by Janet Ruhe-Schoen, author of the biography: Rejoice in My Gladness: The Life of Tahirih
August 26 is Women’s Equality Day and this month also marks the 159th anniversary of the death of Tahirih, the women’s rights martyr and one of the first members of the Baha’i Faith in the world. The exact day of her death in 1852 is unknown because she was secretly strangled at night and buried – still alive — in a walled garden in Teheran. A building stands where the garden once was. Tahirih’s name is anathema in Iran and it would seem her proud voice is choked forever.
Not so. Before Tahirih died, she told her executioner, “You can kill me as soon as you like, but you cannot stop the emancipation of women.” Recently, the Tahirih Justice Center opened a new site in Houston, Texas, to work along with its home office in Washington, DC, on pro bono, law-changing advocacy for immigrant women fleeing the oppression that prompted Tahirih to appear, in 1848, unveiled before a gathering of men – a shocking thing to do at that time.
The name Tahirih means the Pure One or the Chaste One, and she represented emancipation in its most fundamental sense: the dignifying emancipation arising from the full spiritual equality of women and men. She unveiled herself at a religious gathering where she was the only woman. Baha’u'llah, the founder of the Baha’i Faith, was present at her defining moment. He approved when she stood before the men and announced, “This day… the fetters of the past are burst asunder…”
Some of the men screamed, “Cover your face!” Some hid their eyes, one slit his throat and fled the scene, one lifted his sword to kill Tahirih.
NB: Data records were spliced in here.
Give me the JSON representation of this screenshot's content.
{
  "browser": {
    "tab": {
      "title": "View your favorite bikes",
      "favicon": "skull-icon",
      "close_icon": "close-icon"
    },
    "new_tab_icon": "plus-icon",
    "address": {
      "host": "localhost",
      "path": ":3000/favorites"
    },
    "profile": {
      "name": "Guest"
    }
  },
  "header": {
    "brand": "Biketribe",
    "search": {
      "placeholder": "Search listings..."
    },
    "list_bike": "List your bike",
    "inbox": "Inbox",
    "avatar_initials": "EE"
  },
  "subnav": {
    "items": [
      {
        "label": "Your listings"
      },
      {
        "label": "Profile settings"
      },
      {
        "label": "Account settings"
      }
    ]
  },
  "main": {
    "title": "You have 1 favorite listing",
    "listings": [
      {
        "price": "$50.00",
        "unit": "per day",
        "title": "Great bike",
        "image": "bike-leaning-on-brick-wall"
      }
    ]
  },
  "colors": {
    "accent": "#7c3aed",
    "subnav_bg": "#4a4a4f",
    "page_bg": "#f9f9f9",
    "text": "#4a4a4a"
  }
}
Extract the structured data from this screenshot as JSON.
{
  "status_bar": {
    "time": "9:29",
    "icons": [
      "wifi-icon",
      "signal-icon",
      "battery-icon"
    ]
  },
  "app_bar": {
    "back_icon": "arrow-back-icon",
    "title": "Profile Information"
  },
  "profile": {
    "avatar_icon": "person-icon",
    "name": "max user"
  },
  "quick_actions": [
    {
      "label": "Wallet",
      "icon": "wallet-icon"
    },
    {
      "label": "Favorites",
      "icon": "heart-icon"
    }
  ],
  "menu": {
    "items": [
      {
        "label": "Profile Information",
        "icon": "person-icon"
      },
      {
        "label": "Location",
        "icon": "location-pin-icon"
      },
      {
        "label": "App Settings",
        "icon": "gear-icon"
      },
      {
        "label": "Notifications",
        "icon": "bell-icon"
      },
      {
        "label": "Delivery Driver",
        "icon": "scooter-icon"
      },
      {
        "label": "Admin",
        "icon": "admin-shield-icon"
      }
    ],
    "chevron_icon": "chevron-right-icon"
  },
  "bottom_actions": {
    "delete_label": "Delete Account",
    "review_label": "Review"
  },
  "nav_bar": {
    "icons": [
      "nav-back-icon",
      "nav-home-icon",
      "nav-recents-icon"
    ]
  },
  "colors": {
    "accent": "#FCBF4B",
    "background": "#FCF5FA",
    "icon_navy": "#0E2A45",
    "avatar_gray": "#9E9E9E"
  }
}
Undaunted, she said, “Let those who have shared in this great achievement arise and embrace each other.”
She had sacrificed her material wealth as the daughter of an affluent cleric and her worldly standing as one of the few Iranian female authorities on Islamic law. She’d left her husband – her avowed enemy and in the end the chief engineer of her murder – her parents and children. Retaining her inner freedom, she spent her last two years under house arrest in the home of the mayor of Teheran. The only access to her cramped room beneath the eaves was a ladder put up and taken down at the whim of her warden. Yet word of her beauty and eloquence was such that women flocked to her and the mayor’s wife became her friend and sponsor.
From that house she was taken to the garden where she was killed. She was 36 years old. She went in bridal array, guarded by the mayor’s son, who had promised to stay with her so she wouldn’t be violated. A European doctor saw the execution and said she met her death “with super human fortitude.”
Among Baha’is all over the world, many women bear her name and many more – men and women — emulate her activism. Currently in Iran, Baha’is are subject to harassment and imprisonment for trying to maintain their religious identity. Their homes are raided, cemeteries desecrated and holy sites razed. Their efforts to educate their youth who are barred from studying at Iranian universities are met with government crackdowns. For courage, they nourish themselves with stories of their heroes, among them, Tahirih. They believe that one day Iran will claim her with pride. Until then, it’s the world’s privilege to do so.